* Work to be completed *
Where the records below show the word "spirit" in a line, please copy that line.

Dataset entries
● ● ● ●

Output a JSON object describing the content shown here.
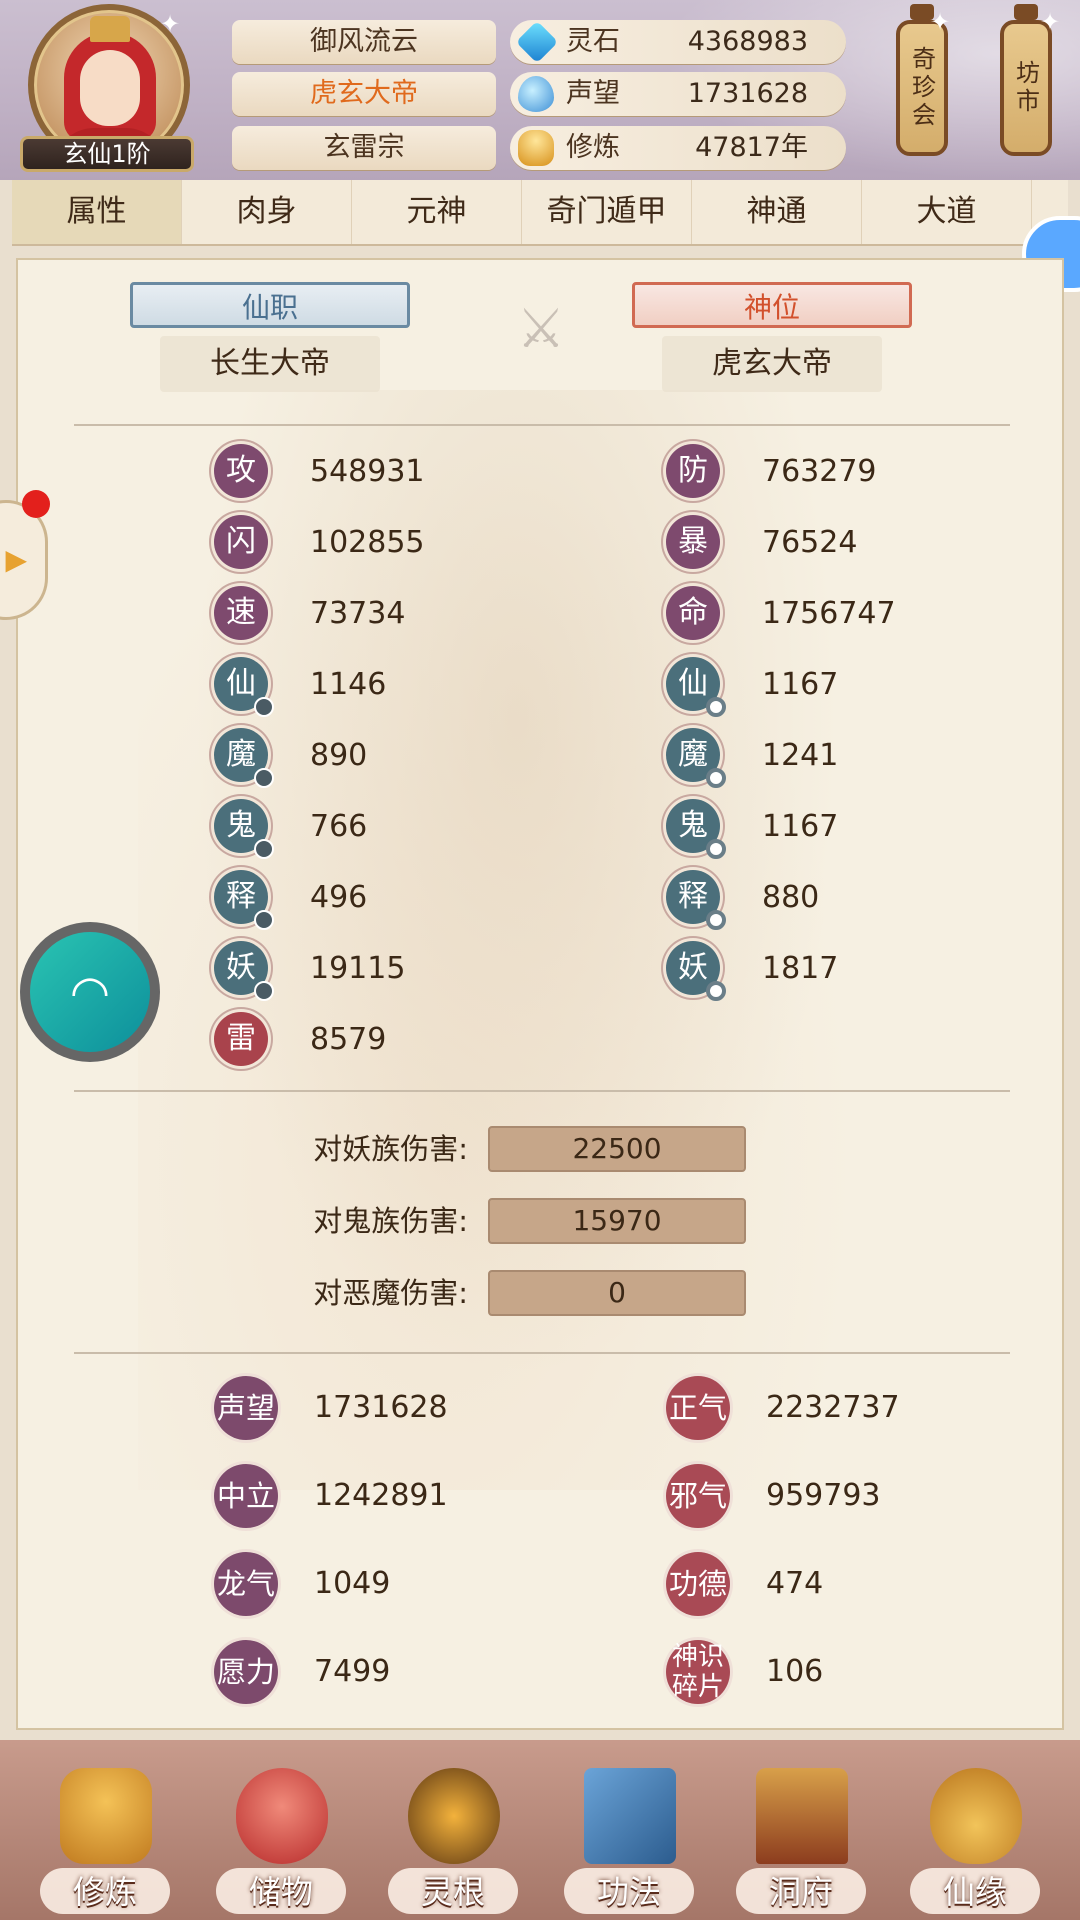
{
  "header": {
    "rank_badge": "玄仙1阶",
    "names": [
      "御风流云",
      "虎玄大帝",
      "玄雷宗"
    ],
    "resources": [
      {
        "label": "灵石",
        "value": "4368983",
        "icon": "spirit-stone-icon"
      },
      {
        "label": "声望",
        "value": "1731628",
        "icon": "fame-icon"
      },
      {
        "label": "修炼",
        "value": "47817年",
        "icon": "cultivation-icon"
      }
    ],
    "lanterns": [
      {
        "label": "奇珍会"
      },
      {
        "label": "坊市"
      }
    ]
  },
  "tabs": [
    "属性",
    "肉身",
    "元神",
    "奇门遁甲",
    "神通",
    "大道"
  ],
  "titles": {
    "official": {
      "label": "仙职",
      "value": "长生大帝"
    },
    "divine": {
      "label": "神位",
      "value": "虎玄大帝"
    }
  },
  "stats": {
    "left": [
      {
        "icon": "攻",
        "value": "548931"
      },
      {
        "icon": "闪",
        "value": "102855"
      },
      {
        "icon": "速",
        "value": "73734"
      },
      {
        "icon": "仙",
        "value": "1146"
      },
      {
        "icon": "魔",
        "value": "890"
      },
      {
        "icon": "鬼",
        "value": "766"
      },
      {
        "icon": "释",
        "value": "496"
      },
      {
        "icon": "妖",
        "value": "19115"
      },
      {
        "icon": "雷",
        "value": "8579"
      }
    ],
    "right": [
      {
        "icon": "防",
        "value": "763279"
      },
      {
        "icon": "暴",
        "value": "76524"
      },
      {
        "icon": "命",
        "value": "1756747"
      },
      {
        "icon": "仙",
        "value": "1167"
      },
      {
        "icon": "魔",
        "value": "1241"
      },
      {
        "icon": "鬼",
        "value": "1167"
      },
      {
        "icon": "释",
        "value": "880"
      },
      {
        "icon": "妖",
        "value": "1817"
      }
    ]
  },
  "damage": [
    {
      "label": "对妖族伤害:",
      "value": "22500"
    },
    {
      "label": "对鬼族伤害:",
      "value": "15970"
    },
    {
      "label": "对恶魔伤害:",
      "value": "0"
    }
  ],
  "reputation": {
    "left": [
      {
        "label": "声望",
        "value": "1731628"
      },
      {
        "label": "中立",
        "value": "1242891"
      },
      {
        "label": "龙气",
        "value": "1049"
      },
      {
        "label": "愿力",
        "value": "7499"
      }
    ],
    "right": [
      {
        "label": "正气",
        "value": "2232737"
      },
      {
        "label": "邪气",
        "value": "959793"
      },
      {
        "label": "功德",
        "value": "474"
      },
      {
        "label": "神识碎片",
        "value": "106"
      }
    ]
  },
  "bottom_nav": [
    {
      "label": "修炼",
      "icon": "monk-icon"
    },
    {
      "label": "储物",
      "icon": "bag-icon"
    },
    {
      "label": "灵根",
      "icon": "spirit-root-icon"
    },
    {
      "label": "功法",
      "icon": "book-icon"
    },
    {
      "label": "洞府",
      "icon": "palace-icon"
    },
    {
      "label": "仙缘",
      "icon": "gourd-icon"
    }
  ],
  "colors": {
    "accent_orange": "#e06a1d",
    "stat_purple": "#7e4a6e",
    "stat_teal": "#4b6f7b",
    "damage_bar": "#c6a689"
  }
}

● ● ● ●

* Exercise solution *
        "icon": "spirit-stone-icon"
      "icon": "spirit-root-icon"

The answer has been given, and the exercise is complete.